---- Exercise materials

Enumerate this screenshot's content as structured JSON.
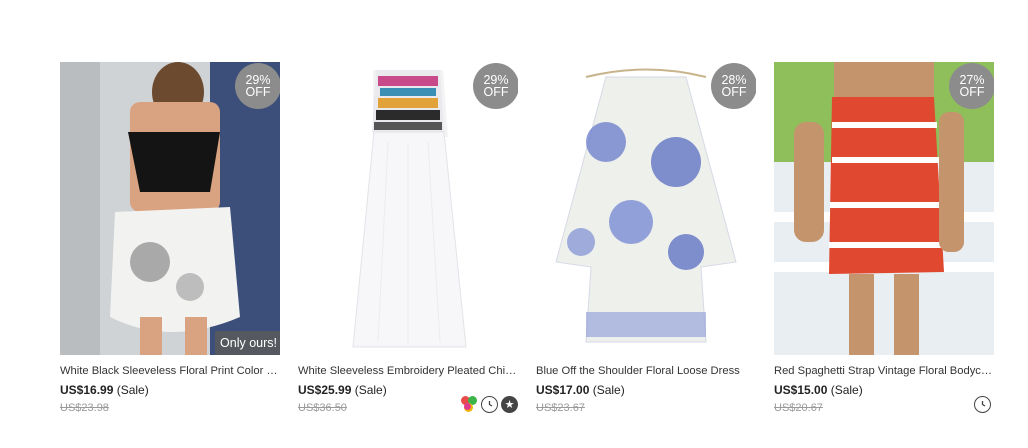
{
  "products": [
    {
      "discount_pct": "29%",
      "discount_off": "OFF",
      "tag": "Only ours!",
      "title": "White Black Sleeveless Floral Print Color Bl...",
      "price": "US$16.99",
      "sale": "(Sale)",
      "old_price": "US$23.98"
    },
    {
      "discount_pct": "29%",
      "discount_off": "OFF",
      "title": "White Sleeveless Embroidery Pleated Chiff...",
      "price": "US$25.99",
      "sale": "(Sale)",
      "old_price": "US$36.50",
      "icons": [
        "color-options-icon",
        "clock-icon",
        "star-icon"
      ]
    },
    {
      "discount_pct": "28%",
      "discount_off": "OFF",
      "title": "Blue Off the Shoulder Floral Loose Dress",
      "price": "US$17.00",
      "sale": "(Sale)",
      "old_price": "US$23.67"
    },
    {
      "discount_pct": "27%",
      "discount_off": "OFF",
      "title": "Red Spaghetti Strap Vintage Floral Bodyco...",
      "price": "US$15.00",
      "sale": "(Sale)",
      "old_price": "US$20.67",
      "icons": [
        "clock-icon"
      ]
    }
  ],
  "colors": {
    "badge": "#8c8c8c",
    "strike": "#9a9a9a"
  }
}
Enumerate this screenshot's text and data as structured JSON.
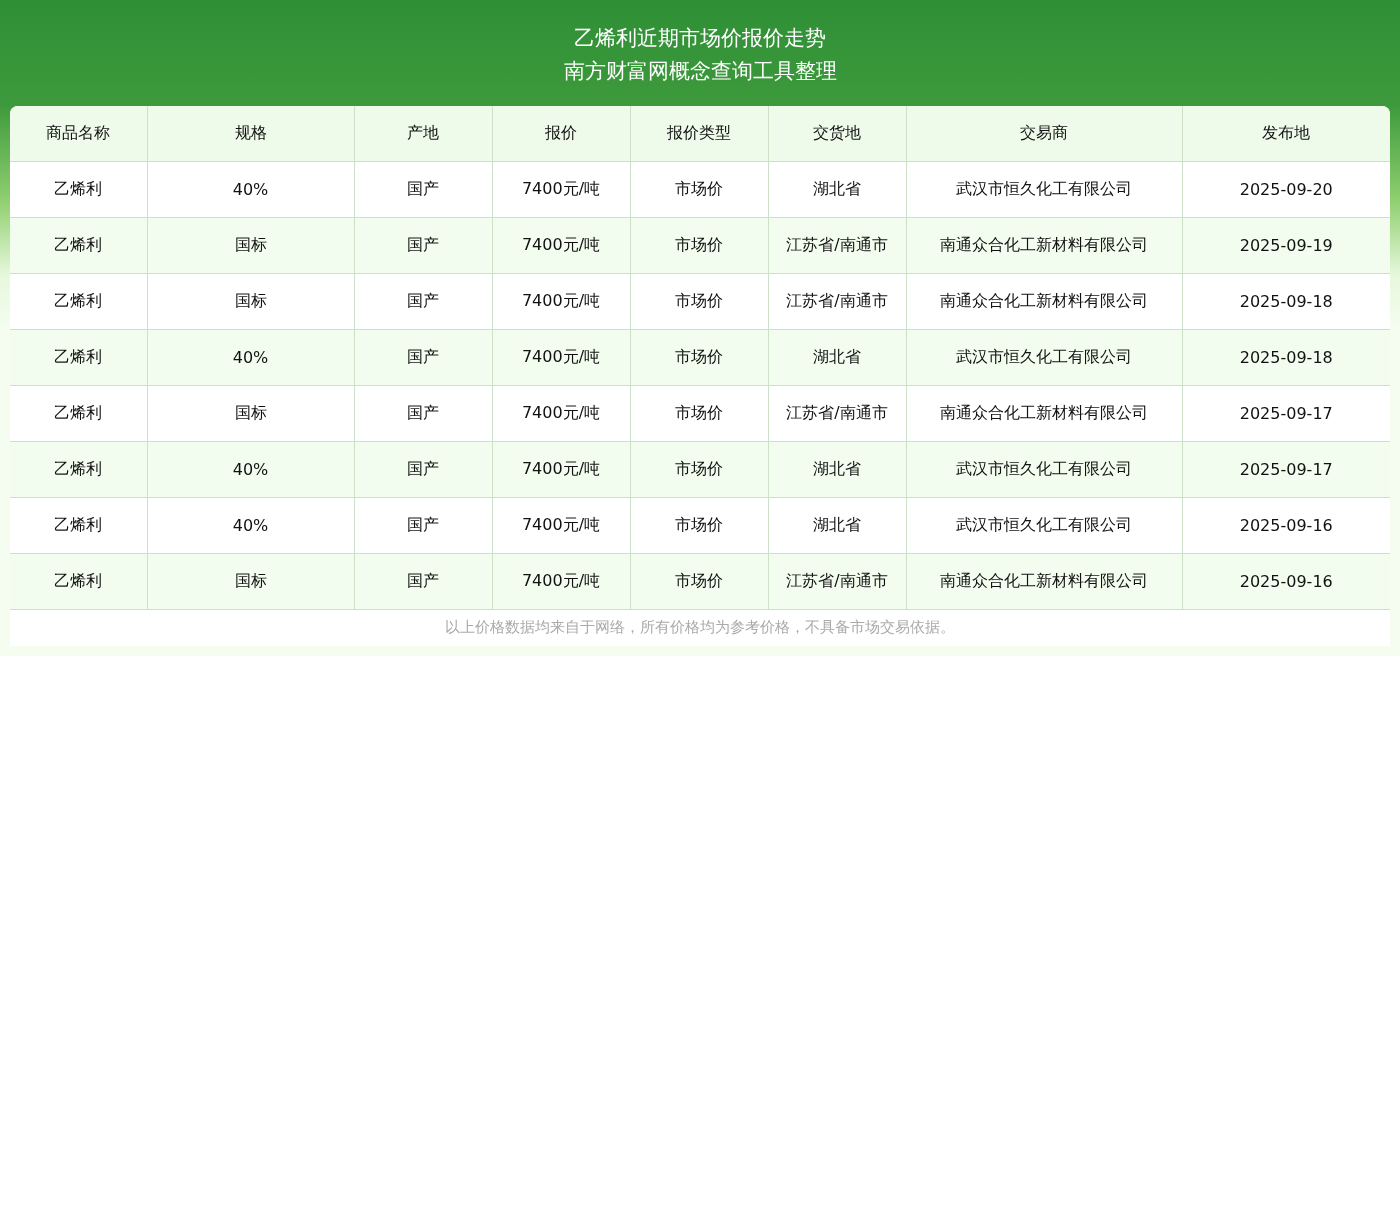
{
  "header": {
    "title": "乙烯利近期市场价报价走势",
    "subtitle": "南方财富网概念查询工具整理"
  },
  "table": {
    "columns": [
      "商品名称",
      "规格",
      "产地",
      "报价",
      "报价类型",
      "交货地",
      "交易商",
      "发布地"
    ],
    "rows": [
      [
        "乙烯利",
        "40%",
        "国产",
        "7400元/吨",
        "市场价",
        "湖北省",
        "武汉市恒久化工有限公司",
        "2025-09-20"
      ],
      [
        "乙烯利",
        "国标",
        "国产",
        "7400元/吨",
        "市场价",
        "江苏省/南通市",
        "南通众合化工新材料有限公司",
        "2025-09-19"
      ],
      [
        "乙烯利",
        "国标",
        "国产",
        "7400元/吨",
        "市场价",
        "江苏省/南通市",
        "南通众合化工新材料有限公司",
        "2025-09-18"
      ],
      [
        "乙烯利",
        "40%",
        "国产",
        "7400元/吨",
        "市场价",
        "湖北省",
        "武汉市恒久化工有限公司",
        "2025-09-18"
      ],
      [
        "乙烯利",
        "国标",
        "国产",
        "7400元/吨",
        "市场价",
        "江苏省/南通市",
        "南通众合化工新材料有限公司",
        "2025-09-17"
      ],
      [
        "乙烯利",
        "40%",
        "国产",
        "7400元/吨",
        "市场价",
        "湖北省",
        "武汉市恒久化工有限公司",
        "2025-09-17"
      ],
      [
        "乙烯利",
        "40%",
        "国产",
        "7400元/吨",
        "市场价",
        "湖北省",
        "武汉市恒久化工有限公司",
        "2025-09-16"
      ],
      [
        "乙烯利",
        "国标",
        "国产",
        "7400元/吨",
        "市场价",
        "江苏省/南通市",
        "南通众合化工新材料有限公司",
        "2025-09-16"
      ]
    ]
  },
  "footnote": "以上价格数据均来自于网络，所有价格均为参考价格，不具备市场交易依据。"
}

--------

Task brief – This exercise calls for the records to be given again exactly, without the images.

Solved exercise –
Enumerate this screenshot's content as structured JSON.
{
  "products": [
    {
      "discount_pct": "29%",
      "discount_off": "OFF",
      "tag": "Only ours!",
      "title": "White Black Sleeveless Floral Print Color Bl...",
      "price": "US$16.99",
      "sale": "(Sale)",
      "old_price": "US$23.98"
    },
    {
      "discount_pct": "29%",
      "discount_off": "OFF",
      "title": "White Sleeveless Embroidery Pleated Chiff...",
      "price": "US$25.99",
      "sale": "(Sale)",
      "old_price": "US$36.50",
      "icons": [
        "color-options-icon",
        "clock-icon",
        "star-icon"
      ]
    },
    {
      "discount_pct": "28%",
      "discount_off": "OFF",
      "title": "Blue Off the Shoulder Floral Loose Dress",
      "price": "US$17.00",
      "sale": "(Sale)",
      "old_price": "US$23.67"
    },
    {
      "discount_pct": "27%",
      "discount_off": "OFF",
      "title": "Red Spaghetti Strap Vintage Floral Bodyco...",
      "price": "US$15.00",
      "sale": "(Sale)",
      "old_price": "US$20.67",
      "icons": [
        "clock-icon"
      ]
    }
  ],
  "colors": {
    "badge": "#8c8c8c",
    "strike": "#9a9a9a"
  }
}
Enumerate this screenshot's text and data as structured JSON.
{
  "header": {
    "title": "乙烯利近期市场价报价走势",
    "subtitle": "南方财富网概念查询工具整理"
  },
  "table": {
    "columns": [
      "商品名称",
      "规格",
      "产地",
      "报价",
      "报价类型",
      "交货地",
      "交易商",
      "发布地"
    ],
    "rows": [
      [
        "乙烯利",
        "40%",
        "国产",
        "7400元/吨",
        "市场价",
        "湖北省",
        "武汉市恒久化工有限公司",
        "2025-09-20"
      ],
      [
        "乙烯利",
        "国标",
        "国产",
        "7400元/吨",
        "市场价",
        "江苏省/南通市",
        "南通众合化工新材料有限公司",
        "2025-09-19"
      ],
      [
        "乙烯利",
        "国标",
        "国产",
        "7400元/吨",
        "市场价",
        "江苏省/南通市",
        "南通众合化工新材料有限公司",
        "2025-09-18"
      ],
      [
        "乙烯利",
        "40%",
        "国产",
        "7400元/吨",
        "市场价",
        "湖北省",
        "武汉市恒久化工有限公司",
        "2025-09-18"
      ],
      [
        "乙烯利",
        "国标",
        "国产",
        "7400元/吨",
        "市场价",
        "江苏省/南通市",
        "南通众合化工新材料有限公司",
        "2025-09-17"
      ],
      [
        "乙烯利",
        "40%",
        "国产",
        "7400元/吨",
        "市场价",
        "湖北省",
        "武汉市恒久化工有限公司",
        "2025-09-17"
      ],
      [
        "乙烯利",
        "40%",
        "国产",
        "7400元/吨",
        "市场价",
        "湖北省",
        "武汉市恒久化工有限公司",
        "2025-09-16"
      ],
      [
        "乙烯利",
        "国标",
        "国产",
        "7400元/吨",
        "市场价",
        "江苏省/南通市",
        "南通众合化工新材料有限公司",
        "2025-09-16"
      ]
    ]
  },
  "footnote": "以上价格数据均来自于网络，所有价格均为参考价格，不具备市场交易依据。"
}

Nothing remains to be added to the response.